It wasn’t until my Instagram feed began to fill up with shots of gorgeous lavender from across the south of France that it dawned on me that a local lavender farm would be an ideal place to explore. And so this was how I recently found myself standing at the edge of a sea of purple, listening to the deep hum of bees and watching butterflies flit from flower to flower – too fast for me to photograph well, but too beautiful not to at least attempt it.

The place whose sign I had neglected for too long was Somerset Lavender and it made for a perfect morning out. There are two large lavender fields to circumnavigate, a flower garden that, during my visit at least, was absolutely bursting with colour, and a café and gift shop where you could sample culinary treats and purchase great smelling souvenirs. One of my favourite bits, however, was the lavender garden. Twenty species of lavender are planted side by side, allowing you to easily see the difference in colour and shape … and perhaps pick out a favourite for your own garden.

What surprised me most was that the lavender fields themselves didn’t have much of a scent. It wasn’t until the flowers were crushed between your fingers to release some of the oil that the classic fragrance wafted out. Despite this, the lavender plants were absolutely mobbed by bees, and if you’re interested in providing food for pollinators, any of the lavender varieties are a good choice.

At one point MrElaineous and I took an unexpected detour during our visit, accidently ending up outside of the farm at a small pond with adorable ducklings that couldn’t have been more than a few days old. The second sign now made sense and I completely understood the sign-maker’s fondness for exclamation marks. The cuteness of these ducklings was enough to reduce me to a quivering pile of “Awwwww”, and I do hope all drivers in Faulkland take it easy near the pond. [And, in a separate public service announcement, bread is bad for ducks.]

Duckling, Faulkland, England

While on our diversion, Tuppence Cottage also caught my eye. I am a collector of fun house names, but have to admit it was the sabre-toothed tigers guarding the gate that were more noticeable than the name itself.
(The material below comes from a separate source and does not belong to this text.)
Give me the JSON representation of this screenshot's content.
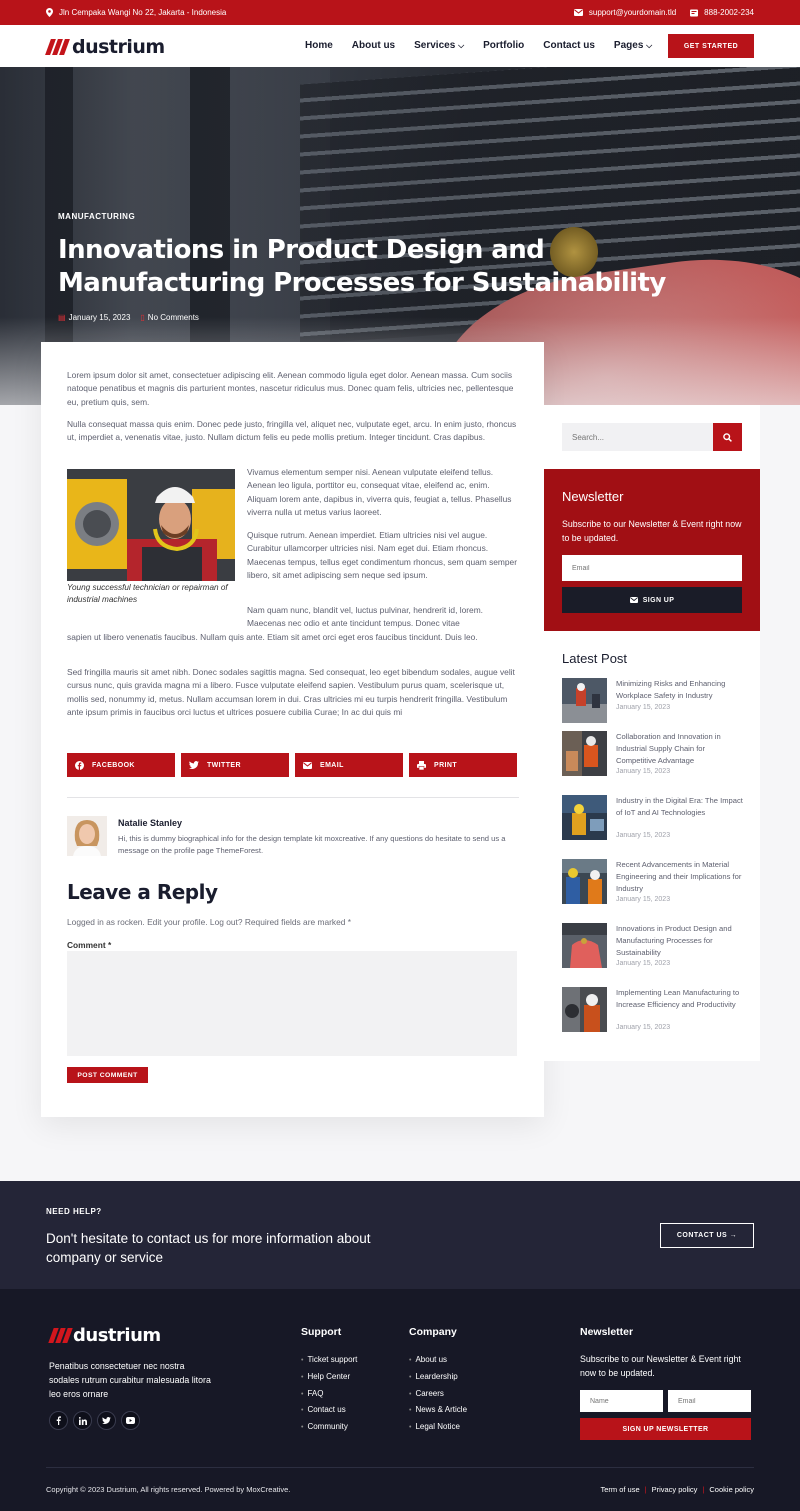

I’ve seen statues of lions and dogs, but these were a first for me!

My view of Faulkland changed over the few hours we spent there, fleshed out by experiencing it as living village rather than a simply a place to drive through while going from A to B. It was a useful reminder about giving places a chance to show you their colourful side and their quirkiness—and how you should stop to smell the lavender whenever you have the chance.

If you’re interested in stopping to smell the lavender yourself, please check out Somerset Lavender’s website for opening information. And it’s not just lavender … keep scrolling to see the lovely flower garden! ]
Dahlia, Somerset Lavender Farm
MissElaineous Blog: Escape & Explore & Discover & Enjoy